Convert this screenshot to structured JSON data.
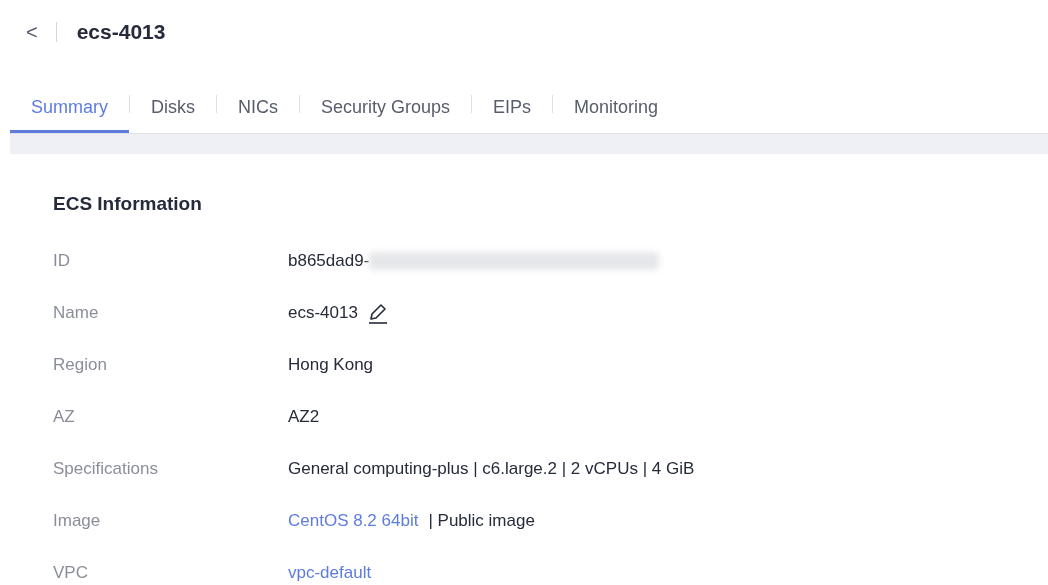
{
  "header": {
    "back": "<",
    "title": "ecs-4013"
  },
  "tabs": [
    {
      "label": "Summary",
      "selected": true
    },
    {
      "label": "Disks",
      "selected": false
    },
    {
      "label": "NICs",
      "selected": false
    },
    {
      "label": "Security Groups",
      "selected": false
    },
    {
      "label": "EIPs",
      "selected": false
    },
    {
      "label": "Monitoring",
      "selected": false
    }
  ],
  "section": {
    "title": "ECS Information",
    "rows": [
      {
        "label": "ID",
        "kind": "redacted",
        "value": "b865dad9-"
      },
      {
        "label": "Name",
        "kind": "editable",
        "value": "ecs-4013"
      },
      {
        "label": "Region",
        "kind": "text",
        "value": "Hong Kong"
      },
      {
        "label": "AZ",
        "kind": "text",
        "value": "AZ2"
      },
      {
        "label": "Specifications",
        "kind": "text",
        "value": "General computing-plus | c6.large.2 | 2 vCPUs | 4 GiB"
      },
      {
        "label": "Image",
        "kind": "link_text",
        "link": "CentOS 8.2 64bit",
        "value": "| Public image"
      },
      {
        "label": "VPC",
        "kind": "link",
        "link": "vpc-default"
      }
    ]
  }
}
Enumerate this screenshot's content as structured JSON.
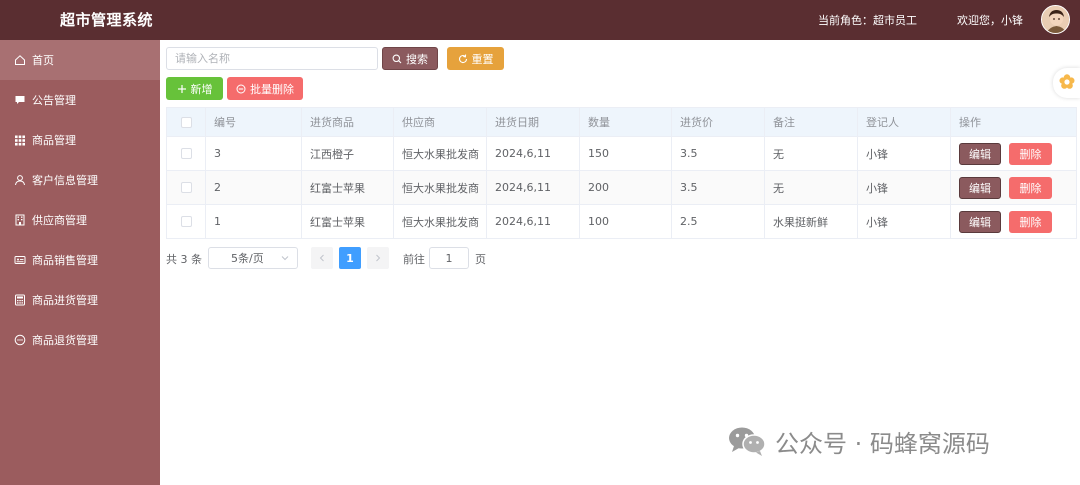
{
  "header": {
    "title": "超市管理系统",
    "role_text": "当前角色：超市员工",
    "welcome_text": "欢迎您，小锋"
  },
  "sidebar": {
    "items": [
      {
        "label": "首页",
        "icon": "home-icon",
        "active": true
      },
      {
        "label": "公告管理",
        "icon": "chat-icon"
      },
      {
        "label": "商品管理",
        "icon": "grid-icon"
      },
      {
        "label": "客户信息管理",
        "icon": "user-icon"
      },
      {
        "label": "供应商管理",
        "icon": "building-icon"
      },
      {
        "label": "商品销售管理",
        "icon": "card-icon"
      },
      {
        "label": "商品进货管理",
        "icon": "calculator-icon"
      },
      {
        "label": "商品退货管理",
        "icon": "message-dots-icon"
      }
    ]
  },
  "toolbar": {
    "search_placeholder": "请输入名称",
    "search_label": "搜索",
    "reset_label": "重置",
    "add_label": "新增",
    "batch_delete_label": "批量删除"
  },
  "table": {
    "columns": [
      "编号",
      "进货商品",
      "供应商",
      "进货日期",
      "数量",
      "进货价",
      "备注",
      "登记人",
      "操作"
    ],
    "rows": [
      {
        "id": "3",
        "product": "江西橙子",
        "supplier": "恒大水果批发商",
        "date": "2024,6,11",
        "qty": "150",
        "price": "3.5",
        "note": "无",
        "registrar": "小锋"
      },
      {
        "id": "2",
        "product": "红富士苹果",
        "supplier": "恒大水果批发商",
        "date": "2024,6,11",
        "qty": "200",
        "price": "3.5",
        "note": "无",
        "registrar": "小锋"
      },
      {
        "id": "1",
        "product": "红富士苹果",
        "supplier": "恒大水果批发商",
        "date": "2024,6,11",
        "qty": "100",
        "price": "2.5",
        "note": "水果挺新鲜",
        "registrar": "小锋"
      }
    ],
    "edit_label": "编辑",
    "delete_label": "删除"
  },
  "pagination": {
    "total_text": "共 3 条",
    "page_size": "5条/页",
    "current_page": "1",
    "goto_label": "前往",
    "goto_value": "1",
    "page_suffix": "页"
  },
  "watermark": {
    "text": "公众号 · 码蜂窝源码"
  },
  "colors": {
    "header_bg": "#5a2e31",
    "sidebar_bg": "#9b5c5e",
    "primary_brown": "#8b5a5e",
    "success": "#67c23a",
    "warning": "#e6a23c",
    "danger": "#f56c6c",
    "page_active": "#409eff"
  }
}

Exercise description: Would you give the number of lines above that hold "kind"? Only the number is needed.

Solution below: 7